An arrhythmia has several possible causes. It may be congenital, or present at birth. It may develop due to environmental factors, such as emotional or mental stress. Lifestyle choices such as smoking, drinking, and use of illegal drugs can increase your chances of developing an arrhythmia. An arrhythmia can also occur due to another condition, such as coronary artery disease, congestive heart failure, or diabetes.

You may not be able to prevent the development of an arrhythmia. However, if you have an arrhythmia, you can take steps to prevent future symptoms and reduce the chances that your arrhythmia will get worse.

Understanding your arrhythmia

The first step is to understand your arrhythmia. Start by answering the following questions with the help of your doctor:

What causes your arrhythmia? Is it brought on by an external factor such as stress or smoking? Or is it the result of another disease?

Where in your heart does the arrhythmia begin?

Does your heart beat too fast, too slow, or irregularly?

What makes your symptoms worse?

What makes your symptoms better?

Understanding your arrhythmia will help you make choices that help you avoid symptoms. It also helps you communicate your needs to:

your family members

your friends

your doctor

other healthcare providers

Prevention measures

Avoid triggers

Your doctor can help you determine things that trigger your symptoms, or times when your symptoms become worse. These may be stressful situations at work, home, or school. Personal relationships or conflicts can be triggers as well. Triggers can also be substances such as caffeine, nicotine, and alcohol.

Medications you take for another condition might be causing arrhythmia. Discuss this possibility with your doctor. Ask them whether you should change any medications you’re taking or reduce the dose. You shouldn’t try to do this on your own. Doing so may make things worse.

If you’re able to avoid these triggers or deal with them in a certain way, you may be able to reduce or eliminate your symptoms.

Adopt a healthy lifestyle

Exercise increases your heart’s strength and stamina. It also decreases your chances of having heart issues in the future.

The following can increase your heart rate:



certain illegal drugs

certain over-the-counter medicines


Avoiding these substances and eventually cutting them out of your life altogether may reduce the symptoms of arrhythmia and the number of episodes. It can also reduce your chances of developing other health issues, such as heart disease and cancer, in the future.

Have a plan of action

You should have a plan designed for your specific needs if your arrhythmia or symptoms need medical attention. This may mean taking medication as soon as you begin feeling symptoms, or using a well-rehearsed exercise or maneuver to help get your heart back into rhythm. Work with your doctor to make sure you’re giving yourself the best opportunity to recover from the symptoms in a healthy way.

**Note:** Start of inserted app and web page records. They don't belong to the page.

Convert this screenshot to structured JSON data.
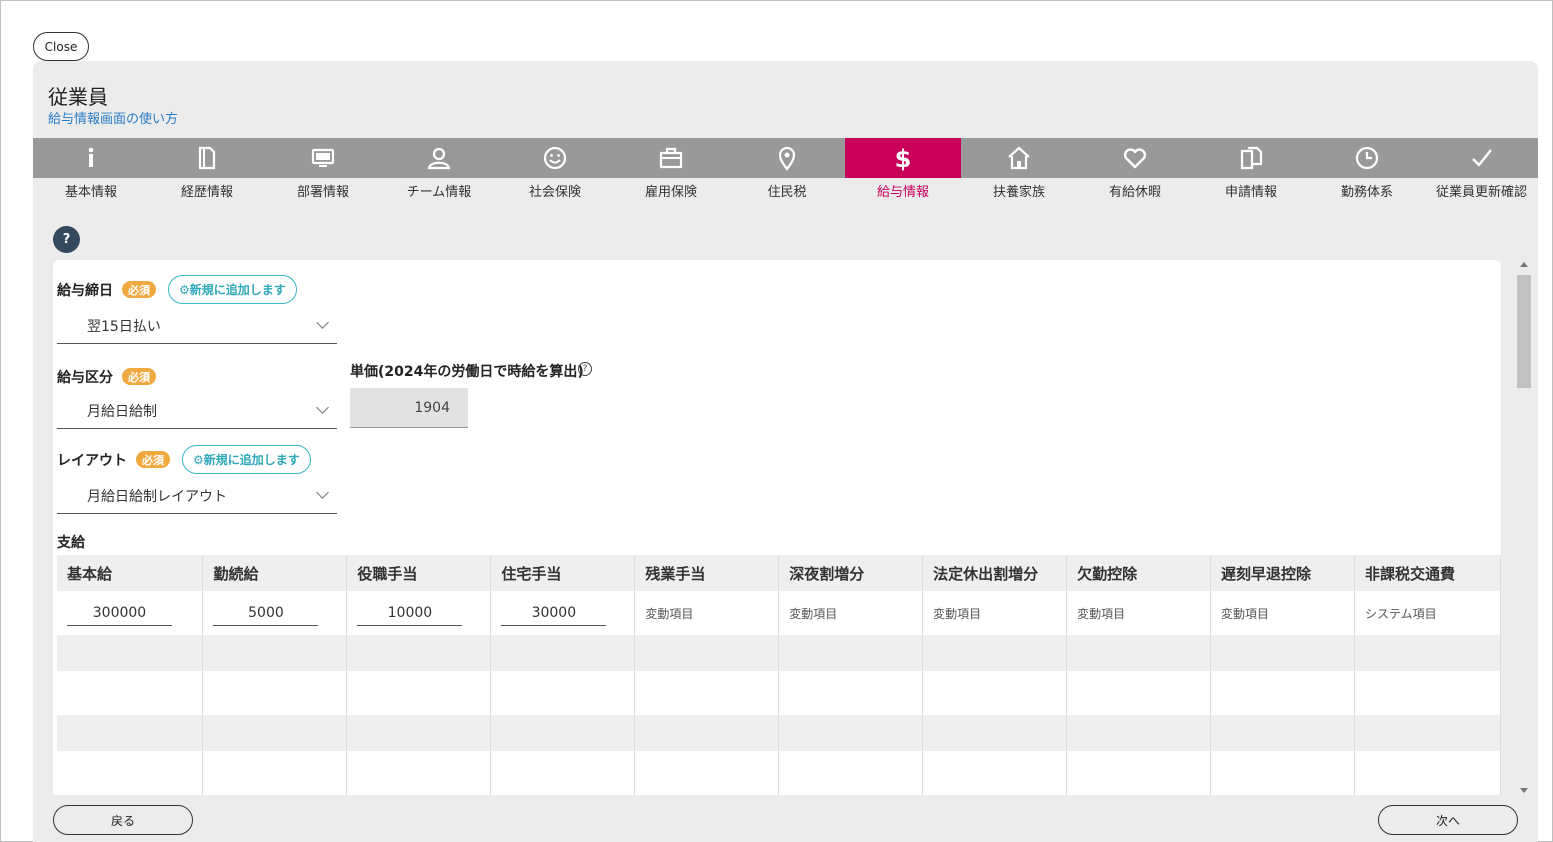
{
  "close_label": "Close",
  "page_title": "従業員",
  "help_link": "給与情報画面の使い方",
  "tabs": [
    {
      "label": "基本情報",
      "icon": "info-icon"
    },
    {
      "label": "経歴情報",
      "icon": "document-icon"
    },
    {
      "label": "部署情報",
      "icon": "monitor-icon"
    },
    {
      "label": "チーム情報",
      "icon": "person-icon"
    },
    {
      "label": "社会保険",
      "icon": "smiley-icon"
    },
    {
      "label": "雇用保険",
      "icon": "briefcase-icon"
    },
    {
      "label": "住民税",
      "icon": "location-pin-icon"
    },
    {
      "label": "給与情報",
      "icon": "dollar-icon",
      "active": true
    },
    {
      "label": "扶養家族",
      "icon": "house-icon"
    },
    {
      "label": "有給休暇",
      "icon": "heart-icon"
    },
    {
      "label": "申請情報",
      "icon": "copy-documents-icon"
    },
    {
      "label": "勤務体系",
      "icon": "clock-icon"
    },
    {
      "label": "従業員更新確認",
      "icon": "checkmark-icon"
    }
  ],
  "colors": {
    "active_tab": "#c8005a",
    "tab_bg": "#999999",
    "required_badge": "#f0a940",
    "add_button": "#3bb8c8"
  },
  "help_icon_text": "?",
  "fields": {
    "closing_day": {
      "label": "給与締日",
      "required": "必須",
      "add_new": "新規に追加します",
      "value": "翌15日払い"
    },
    "pay_type": {
      "label": "給与区分",
      "required": "必須",
      "value": "月給日給制"
    },
    "unit_price": {
      "label": "単価(2024年の労働日で時給を算出)",
      "info": "?",
      "value": "1904"
    },
    "layout": {
      "label": "レイアウト",
      "required": "必須",
      "add_new": "新規に追加します",
      "value": "月給日給制レイアウト"
    }
  },
  "payment": {
    "section_title": "支給",
    "columns": [
      "基本給",
      "勤続給",
      "役職手当",
      "住宅手当",
      "残業手当",
      "深夜割増分",
      "法定休出割増分",
      "欠勤控除",
      "遅刻早退控除",
      "非課税交通費"
    ],
    "row": [
      "300000",
      "5000",
      "10000",
      "30000",
      "変動項目",
      "変動項目",
      "変動項目",
      "変動項目",
      "変動項目",
      "システム項目"
    ]
  },
  "back_label": "戻る",
  "next_label": "次へ"
}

Try omega-3 fatty acids

Study resultsTrusted Source show that omega-3 fatty acids may reduce the risk of sudden cardiac death. You can find omega-3 fatty acids in cold-water, fatty fish such as salmon, mackerel, sardines, and herring. The American Heart AssociationTrusted Source recommends eating fish containing omega-3 fatty acids two times per week. You can also increase your intake by taking a nutritional supplement, such as fish oil.